» **Data for this task**
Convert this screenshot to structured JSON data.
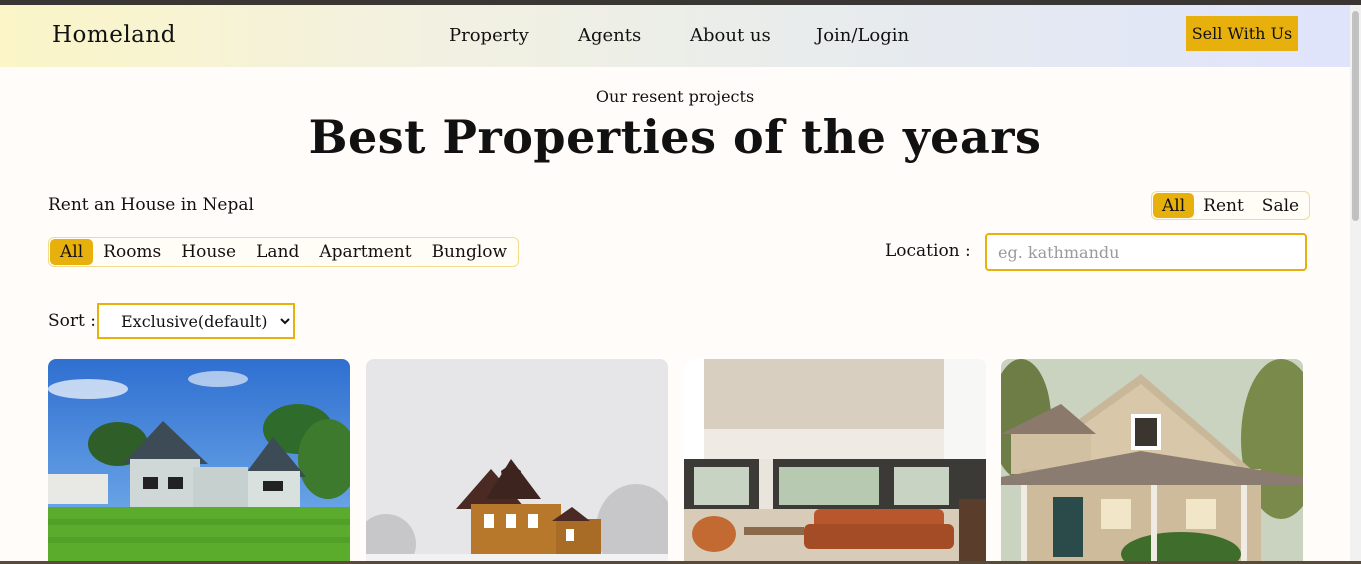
{
  "header": {
    "brand": "Homeland",
    "nav": [
      "Property",
      "Agents",
      "About us",
      "Join/Login"
    ],
    "cta": "Sell With Us"
  },
  "hero": {
    "subtitle": "Our resent projects",
    "title": "Best Properties of the years"
  },
  "filters": {
    "rent_label": "Rent an House in Nepal",
    "listing_types": [
      "All",
      "Rent",
      "Sale"
    ],
    "listing_active": "All",
    "property_types": [
      "All",
      "Rooms",
      "House",
      "Land",
      "Apartment",
      "Bunglow"
    ],
    "property_active": "All",
    "location_label": "Location :",
    "location_placeholder": "eg. kathmandu",
    "location_value": "",
    "sort_label": "Sort :",
    "sort_selected": "Exclusive(default)"
  },
  "cards": [
    {
      "image": "modern-white-house-on-green-lawn"
    },
    {
      "image": "victorian-house-in-snowy-trees"
    },
    {
      "image": "modern-living-room-interior"
    },
    {
      "image": "suburban-beige-house-with-porch"
    }
  ],
  "colors": {
    "accent": "#e7b00c",
    "page_background": "#fffcf9"
  }
}
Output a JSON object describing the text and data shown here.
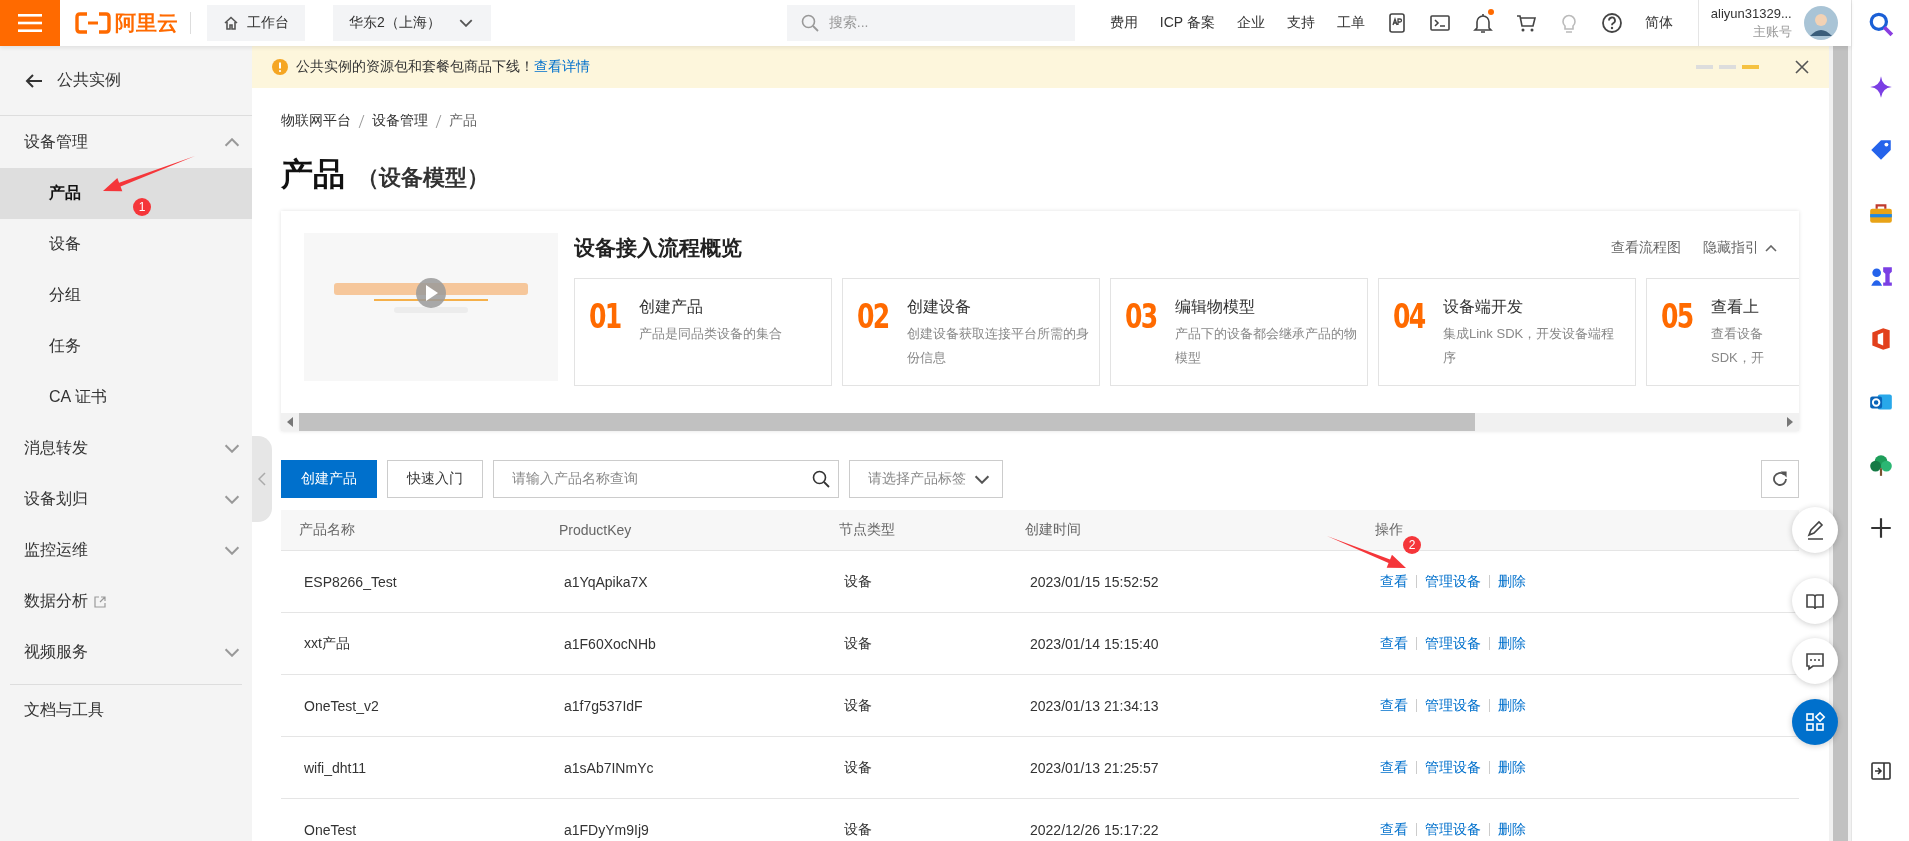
{
  "topbar": {
    "logo": "阿里云",
    "workbench": "工作台",
    "region": "华东2（上海）",
    "search": {
      "placeholder": "搜索..."
    },
    "nav": [
      "费用",
      "ICP 备案",
      "企业",
      "支持",
      "工单"
    ],
    "tools": [
      {
        "kind": "app",
        "badge": false
      },
      {
        "kind": "terminal",
        "badge": false
      },
      {
        "kind": "bell",
        "badge": true
      },
      {
        "kind": "cart",
        "badge": false
      },
      {
        "kind": "bulb",
        "badge": false
      },
      {
        "kind": "help",
        "badge": false
      }
    ],
    "language": "简体",
    "account": {
      "name": "aliyun31329...",
      "role": "主账号"
    }
  },
  "sidebar": {
    "back": "公共实例",
    "items": [
      {
        "label": "设备管理",
        "kind": "group",
        "expanded": true,
        "children": [
          {
            "label": "产品",
            "selected": true
          },
          {
            "label": "设备",
            "selected": false
          },
          {
            "label": "分组",
            "selected": false
          },
          {
            "label": "任务",
            "selected": false
          },
          {
            "label": "CA 证书",
            "selected": false
          }
        ]
      },
      {
        "label": "消息转发",
        "kind": "group",
        "expanded": false
      },
      {
        "label": "设备划归",
        "kind": "group",
        "expanded": false
      },
      {
        "label": "监控运维",
        "kind": "group",
        "expanded": false
      },
      {
        "label": "数据分析",
        "kind": "external"
      },
      {
        "label": "视频服务",
        "kind": "group",
        "expanded": false
      },
      {
        "label": "文档与工具",
        "kind": "footer"
      }
    ]
  },
  "notice": {
    "text": "公共实例的资源包和套餐包商品下线！",
    "link": "查看详情",
    "pages": [
      {
        "selected": false
      },
      {
        "selected": false
      },
      {
        "selected": true
      }
    ]
  },
  "breadcrumb": [
    "物联网平台",
    "设备管理",
    "产品"
  ],
  "title": "产品",
  "subtitle": "（设备模型）",
  "guide": {
    "title": "设备接入流程概览",
    "links": [
      "查看流程图",
      "隐藏指引"
    ],
    "video": {
      "kind": "picture"
    },
    "steps": [
      {
        "number": "01",
        "title": "创建产品",
        "desc": "产品是同品类设备的集合"
      },
      {
        "number": "02",
        "title": "创建设备",
        "desc": "创建设备获取连接平台所需的身份信息"
      },
      {
        "number": "03",
        "title": "编辑物模型",
        "desc": "产品下的设备都会继承产品的物模型"
      },
      {
        "number": "04",
        "title": "设备端开发",
        "desc": "集成Link SDK，开发设备端程序"
      },
      {
        "number": "05",
        "title": "查看上",
        "desc": "查看设备\nSDK，开"
      }
    ]
  },
  "toolbar": {
    "create": "创建产品",
    "quickstart": "快速入门",
    "search": {
      "placeholder": "请输入产品名称查询"
    },
    "tag_select": {
      "placeholder": "请选择产品标签"
    }
  },
  "table": {
    "columns": [
      "产品名称",
      "ProductKey",
      "节点类型",
      "创建时间",
      "操作"
    ],
    "rows": [
      {
        "name": "ESP8266_Test",
        "key": "a1YqApika7X",
        "type": "设备",
        "created": "2023/01/15 15:52:52",
        "actions": [
          "查看",
          "管理设备",
          "删除"
        ]
      },
      {
        "name": "xxt产品",
        "key": "a1F60XocNHb",
        "type": "设备",
        "created": "2023/01/14 15:15:40",
        "actions": [
          "查看",
          "管理设备",
          "删除"
        ]
      },
      {
        "name": "OneTest_v2",
        "key": "a1f7g537IdF",
        "type": "设备",
        "created": "2023/01/13 21:34:13",
        "actions": [
          "查看",
          "管理设备",
          "删除"
        ]
      },
      {
        "name": "wifi_dht11",
        "key": "a1sAb7INmYc",
        "type": "设备",
        "created": "2023/01/13 21:25:57",
        "actions": [
          "查看",
          "管理设备",
          "删除"
        ]
      },
      {
        "name": "OneTest",
        "key": "a1FDyYm9Ij9",
        "type": "设备",
        "created": "2022/12/26 15:17:22",
        "actions": [
          "查看",
          "管理设备",
          "删除"
        ]
      }
    ]
  },
  "annotations": [
    {
      "label": "1"
    },
    {
      "label": "2"
    }
  ]
}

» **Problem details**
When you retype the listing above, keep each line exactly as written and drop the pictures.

» **Written answer**
Convert this screenshot to structured JSON data.
{
  "header": {
    "brand": "Homeland",
    "nav": [
      "Property",
      "Agents",
      "About us",
      "Join/Login"
    ],
    "cta": "Sell With Us"
  },
  "hero": {
    "subtitle": "Our resent projects",
    "title": "Best Properties of the years"
  },
  "filters": {
    "rent_label": "Rent an House in Nepal",
    "listing_types": [
      "All",
      "Rent",
      "Sale"
    ],
    "listing_active": "All",
    "property_types": [
      "All",
      "Rooms",
      "House",
      "Land",
      "Apartment",
      "Bunglow"
    ],
    "property_active": "All",
    "location_label": "Location :",
    "location_placeholder": "eg. kathmandu",
    "location_value": "",
    "sort_label": "Sort :",
    "sort_selected": "Exclusive(default)"
  },
  "cards": [
    {
      "image": "modern-white-house-on-green-lawn"
    },
    {
      "image": "victorian-house-in-snowy-trees"
    },
    {
      "image": "modern-living-room-interior"
    },
    {
      "image": "suburban-beige-house-with-porch"
    }
  ],
  "colors": {
    "accent": "#e7b00c",
    "page_background": "#fffcf9"
  }
}
Output a JSON object describing the text and data shown here.
{
  "topbar": {
    "logo": "阿里云",
    "workbench": "工作台",
    "region": "华东2（上海）",
    "search": {
      "placeholder": "搜索..."
    },
    "nav": [
      "费用",
      "ICP 备案",
      "企业",
      "支持",
      "工单"
    ],
    "tools": [
      {
        "kind": "app",
        "badge": false
      },
      {
        "kind": "terminal",
        "badge": false
      },
      {
        "kind": "bell",
        "badge": true
      },
      {
        "kind": "cart",
        "badge": false
      },
      {
        "kind": "bulb",
        "badge": false
      },
      {
        "kind": "help",
        "badge": false
      }
    ],
    "language": "简体",
    "account": {
      "name": "aliyun31329...",
      "role": "主账号"
    }
  },
  "sidebar": {
    "back": "公共实例",
    "items": [
      {
        "label": "设备管理",
        "kind": "group",
        "expanded": true,
        "children": [
          {
            "label": "产品",
            "selected": true
          },
          {
            "label": "设备",
            "selected": false
          },
          {
            "label": "分组",
            "selected": false
          },
          {
            "label": "任务",
            "selected": false
          },
          {
            "label": "CA 证书",
            "selected": false
          }
        ]
      },
      {
        "label": "消息转发",
        "kind": "group",
        "expanded": false
      },
      {
        "label": "设备划归",
        "kind": "group",
        "expanded": false
      },
      {
        "label": "监控运维",
        "kind": "group",
        "expanded": false
      },
      {
        "label": "数据分析",
        "kind": "external"
      },
      {
        "label": "视频服务",
        "kind": "group",
        "expanded": false
      },
      {
        "label": "文档与工具",
        "kind": "footer"
      }
    ]
  },
  "notice": {
    "text": "公共实例的资源包和套餐包商品下线！",
    "link": "查看详情",
    "pages": [
      {
        "selected": false
      },
      {
        "selected": false
      },
      {
        "selected": true
      }
    ]
  },
  "breadcrumb": [
    "物联网平台",
    "设备管理",
    "产品"
  ],
  "title": "产品",
  "subtitle": "（设备模型）",
  "guide": {
    "title": "设备接入流程概览",
    "links": [
      "查看流程图",
      "隐藏指引"
    ],
    "video": {
      "kind": "picture"
    },
    "steps": [
      {
        "number": "01",
        "title": "创建产品",
        "desc": "产品是同品类设备的集合"
      },
      {
        "number": "02",
        "title": "创建设备",
        "desc": "创建设备获取连接平台所需的身份信息"
      },
      {
        "number": "03",
        "title": "编辑物模型",
        "desc": "产品下的设备都会继承产品的物模型"
      },
      {
        "number": "04",
        "title": "设备端开发",
        "desc": "集成Link SDK，开发设备端程序"
      },
      {
        "number": "05",
        "title": "查看上",
        "desc": "查看设备\nSDK，开"
      }
    ]
  },
  "toolbar": {
    "create": "创建产品",
    "quickstart": "快速入门",
    "search": {
      "placeholder": "请输入产品名称查询"
    },
    "tag_select": {
      "placeholder": "请选择产品标签"
    }
  },
  "table": {
    "columns": [
      "产品名称",
      "ProductKey",
      "节点类型",
      "创建时间",
      "操作"
    ],
    "rows": [
      {
        "name": "ESP8266_Test",
        "key": "a1YqApika7X",
        "type": "设备",
        "created": "2023/01/15 15:52:52",
        "actions": [
          "查看",
          "管理设备",
          "删除"
        ]
      },
      {
        "name": "xxt产品",
        "key": "a1F60XocNHb",
        "type": "设备",
        "created": "2023/01/14 15:15:40",
        "actions": [
          "查看",
          "管理设备",
          "删除"
        ]
      },
      {
        "name": "OneTest_v2",
        "key": "a1f7g537IdF",
        "type": "设备",
        "created": "2023/01/13 21:34:13",
        "actions": [
          "查看",
          "管理设备",
          "删除"
        ]
      },
      {
        "name": "wifi_dht11",
        "key": "a1sAb7INmYc",
        "type": "设备",
        "created": "2023/01/13 21:25:57",
        "actions": [
          "查看",
          "管理设备",
          "删除"
        ]
      },
      {
        "name": "OneTest",
        "key": "a1FDyYm9Ij9",
        "type": "设备",
        "created": "2022/12/26 15:17:22",
        "actions": [
          "查看",
          "管理设备",
          "删除"
        ]
      }
    ]
  },
  "annotations": [
    {
      "label": "1"
    },
    {
      "label": "2"
    }
  ]
}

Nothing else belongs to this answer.